Through bravery, abject terror or unmitigated arrogance (usually the byproduct of what follows when all semblance of patience toward demanding people has eroded), MCR triumphed. At its absolute best, their reconvening means that things in music are poised to get very exciting again. Because really, if you were there at any stage of their initial run, it always was.
MCR weren’t so much a band as they were a philosophy centered on possibilities. They gave us storylines, characters and visually arresting art. They delivered both hardcore history lessons, stuff that made elderly guitar nerds squeal and babble terms such as “fretboard acrobatics” and insurmountably gave multiple generations of music fans the thing they didn’t know they were looking for in the first place.
Their landmark record, The Black Parade, repackaged classic-rock signifiers with a sense of menace and contemporary energy. And it was sold back to fans identifying as “punks,” the mortal enemies of bands such as Journey, Boston, Styx, Kansas and Foreigner, ad nauseam. Their last album, Danger Days: The True Lives Of The Fabulous Killjoys, came with a nod to ’70s Detroit proto-punk (“Party Poison”) and more synthesizers than a Trent Reznor-designed man cave (“Planetary (GO!)”). And it fucking worked.
Admittedly, this writer never saw them lay tracks for any record in a studio. But it’s quite obvious that during the making of any of their albums, there was always the recurring questions of “Why not?” and “How about this?” Since then, so many rock records feel like they were produced by venture capitalists, in comparison.

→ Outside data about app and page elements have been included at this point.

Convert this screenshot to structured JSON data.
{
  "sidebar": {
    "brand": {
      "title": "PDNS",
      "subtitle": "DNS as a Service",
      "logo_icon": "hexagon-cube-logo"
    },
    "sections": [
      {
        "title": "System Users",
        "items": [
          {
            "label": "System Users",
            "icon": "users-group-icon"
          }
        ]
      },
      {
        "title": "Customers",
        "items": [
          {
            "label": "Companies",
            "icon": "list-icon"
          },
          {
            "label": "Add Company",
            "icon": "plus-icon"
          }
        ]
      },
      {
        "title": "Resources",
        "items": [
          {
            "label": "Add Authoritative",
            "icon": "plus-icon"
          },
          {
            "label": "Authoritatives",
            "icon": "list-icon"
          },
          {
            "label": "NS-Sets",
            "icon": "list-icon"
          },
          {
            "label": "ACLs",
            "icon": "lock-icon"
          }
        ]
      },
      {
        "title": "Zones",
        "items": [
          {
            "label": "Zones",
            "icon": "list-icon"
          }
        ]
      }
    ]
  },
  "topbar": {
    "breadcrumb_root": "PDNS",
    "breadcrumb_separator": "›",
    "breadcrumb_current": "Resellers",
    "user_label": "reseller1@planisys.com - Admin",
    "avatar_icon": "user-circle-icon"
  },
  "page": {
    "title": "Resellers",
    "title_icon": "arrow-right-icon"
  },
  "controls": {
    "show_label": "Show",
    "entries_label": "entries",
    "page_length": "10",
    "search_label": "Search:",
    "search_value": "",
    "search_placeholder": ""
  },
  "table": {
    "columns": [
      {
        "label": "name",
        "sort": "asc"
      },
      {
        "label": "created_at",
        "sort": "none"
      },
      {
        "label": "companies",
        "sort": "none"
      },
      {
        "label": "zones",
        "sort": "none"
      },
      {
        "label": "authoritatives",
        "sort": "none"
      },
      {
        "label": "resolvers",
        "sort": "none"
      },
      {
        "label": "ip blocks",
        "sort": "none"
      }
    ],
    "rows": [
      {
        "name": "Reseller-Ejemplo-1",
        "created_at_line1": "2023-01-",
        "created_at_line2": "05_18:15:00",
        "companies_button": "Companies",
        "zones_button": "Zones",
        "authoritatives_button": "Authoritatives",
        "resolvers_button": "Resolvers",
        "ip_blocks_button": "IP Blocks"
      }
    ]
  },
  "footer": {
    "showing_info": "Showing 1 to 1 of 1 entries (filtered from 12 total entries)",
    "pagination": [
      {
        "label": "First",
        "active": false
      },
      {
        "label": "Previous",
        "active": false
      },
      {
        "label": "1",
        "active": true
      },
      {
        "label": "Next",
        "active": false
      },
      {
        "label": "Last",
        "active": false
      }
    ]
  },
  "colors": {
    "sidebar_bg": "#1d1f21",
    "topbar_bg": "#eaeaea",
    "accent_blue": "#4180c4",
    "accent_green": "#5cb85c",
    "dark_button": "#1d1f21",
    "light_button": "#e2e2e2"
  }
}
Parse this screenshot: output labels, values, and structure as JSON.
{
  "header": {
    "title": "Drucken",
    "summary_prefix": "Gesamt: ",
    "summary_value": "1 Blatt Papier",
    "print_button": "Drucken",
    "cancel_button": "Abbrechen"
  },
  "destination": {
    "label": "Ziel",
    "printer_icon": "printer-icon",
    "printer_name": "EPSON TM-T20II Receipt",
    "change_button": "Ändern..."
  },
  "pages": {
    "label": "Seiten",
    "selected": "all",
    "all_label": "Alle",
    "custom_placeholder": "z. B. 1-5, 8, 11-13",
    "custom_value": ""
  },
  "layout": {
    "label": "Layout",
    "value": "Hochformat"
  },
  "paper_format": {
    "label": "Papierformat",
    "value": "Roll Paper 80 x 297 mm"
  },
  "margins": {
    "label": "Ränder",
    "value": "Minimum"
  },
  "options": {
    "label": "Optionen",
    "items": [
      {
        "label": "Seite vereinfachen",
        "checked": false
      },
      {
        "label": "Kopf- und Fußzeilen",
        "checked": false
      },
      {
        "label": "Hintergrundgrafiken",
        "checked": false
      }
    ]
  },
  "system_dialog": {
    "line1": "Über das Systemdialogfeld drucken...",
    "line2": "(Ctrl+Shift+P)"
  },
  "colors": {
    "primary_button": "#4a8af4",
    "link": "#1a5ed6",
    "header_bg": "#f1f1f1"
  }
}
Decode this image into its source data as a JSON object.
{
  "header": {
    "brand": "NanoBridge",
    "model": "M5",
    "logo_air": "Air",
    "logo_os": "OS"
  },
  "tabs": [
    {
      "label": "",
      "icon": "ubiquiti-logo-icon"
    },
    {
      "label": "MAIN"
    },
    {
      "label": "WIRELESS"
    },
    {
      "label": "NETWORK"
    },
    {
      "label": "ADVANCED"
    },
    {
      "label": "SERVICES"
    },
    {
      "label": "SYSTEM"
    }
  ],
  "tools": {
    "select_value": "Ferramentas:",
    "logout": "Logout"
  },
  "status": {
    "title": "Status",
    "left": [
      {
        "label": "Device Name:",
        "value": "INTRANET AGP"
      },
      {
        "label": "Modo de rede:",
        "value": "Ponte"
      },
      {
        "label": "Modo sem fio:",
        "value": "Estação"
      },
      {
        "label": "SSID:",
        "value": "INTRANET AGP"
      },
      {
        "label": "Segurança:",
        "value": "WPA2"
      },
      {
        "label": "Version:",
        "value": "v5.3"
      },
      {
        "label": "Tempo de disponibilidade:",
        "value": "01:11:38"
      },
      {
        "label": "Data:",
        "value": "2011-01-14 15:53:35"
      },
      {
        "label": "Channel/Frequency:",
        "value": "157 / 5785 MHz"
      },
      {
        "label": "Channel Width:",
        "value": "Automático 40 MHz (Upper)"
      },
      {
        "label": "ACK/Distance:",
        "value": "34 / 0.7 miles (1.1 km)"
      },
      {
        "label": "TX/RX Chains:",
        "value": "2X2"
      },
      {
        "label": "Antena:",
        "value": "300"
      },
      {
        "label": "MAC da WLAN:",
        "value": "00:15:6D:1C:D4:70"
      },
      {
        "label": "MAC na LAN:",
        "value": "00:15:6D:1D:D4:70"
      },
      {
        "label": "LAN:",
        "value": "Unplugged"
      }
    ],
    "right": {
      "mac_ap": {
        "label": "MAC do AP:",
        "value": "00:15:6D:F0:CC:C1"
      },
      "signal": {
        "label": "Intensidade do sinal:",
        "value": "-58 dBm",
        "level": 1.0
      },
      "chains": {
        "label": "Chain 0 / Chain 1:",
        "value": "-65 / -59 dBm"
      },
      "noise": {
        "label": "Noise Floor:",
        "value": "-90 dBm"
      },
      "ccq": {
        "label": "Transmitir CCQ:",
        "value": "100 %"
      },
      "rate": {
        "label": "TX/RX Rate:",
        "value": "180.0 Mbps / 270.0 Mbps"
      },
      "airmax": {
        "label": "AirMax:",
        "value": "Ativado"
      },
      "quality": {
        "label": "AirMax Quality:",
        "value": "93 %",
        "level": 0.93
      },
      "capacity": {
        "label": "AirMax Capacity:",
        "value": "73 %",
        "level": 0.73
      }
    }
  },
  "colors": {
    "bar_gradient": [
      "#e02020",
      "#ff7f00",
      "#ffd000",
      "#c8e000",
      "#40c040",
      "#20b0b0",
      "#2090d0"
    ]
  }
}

Noted actor/comic/author Steve Martin once famously said in his early stand-up routine, “We’ve had some fun tonight, considering we’re all gonna die someday.” The Danger Days track “The Kids From Yesterday” is a melancholy treatise about how maybe the ride off into the sunset isn’t going to be as romantic as Hollywood made you think. As the working relationships began to atrophy and My Chem dismantled the California studio that would be the vibe lab for what would be LP5 (The Paper Kingdom), their epitaph was to be the only completed track, “Fake Your Death.”
Like every other media outlet, we’re all trying to get the first story on the Really Big Comeback. “Why now, Gerard?” “Where you been, Ray?” “Mikey, why didn’t you sign my shirt when you played with Waterparks at Warped?” And, of course, “Frank, dude! How’d you let yourself get served by a Jonas brother?” It’s like the slightly hipper version of working for those supermarket tabloids. Because we all know that the story behind My Chemical Romance’s reconvening is far more exciting, uplifting and bracing than why Blake won’t marry Gwen.
Or is it? Because in typical MCR form, the question of “Why now?” feels positively inert. Perhaps the larger, genuine story is why their legend has only grown in their absence. Why does adulation for this band seemingly transgress social strata into the unlikeliest quarters? The elder goth pressed against the barricade alongside the dude rockin’ Supreme and his 14-year-old sister with “KILLJOY” written on her forehead in glitter glue stick. The bitter elderly punk dude in the Naked Raygun T-shirt who started air-guitaring to “Na Na Na” next to the pack of riot grrrls with cats eye sunglasses falling off their pogoing faces. That’s so beyond music. That’s magic.
Gerard famously said all those years ago, “I didn’t come here to be average.”
While everybody else stays home, the revolution needs its heroes. My Chemical Romance know this implicitly. And this is precisely why we care.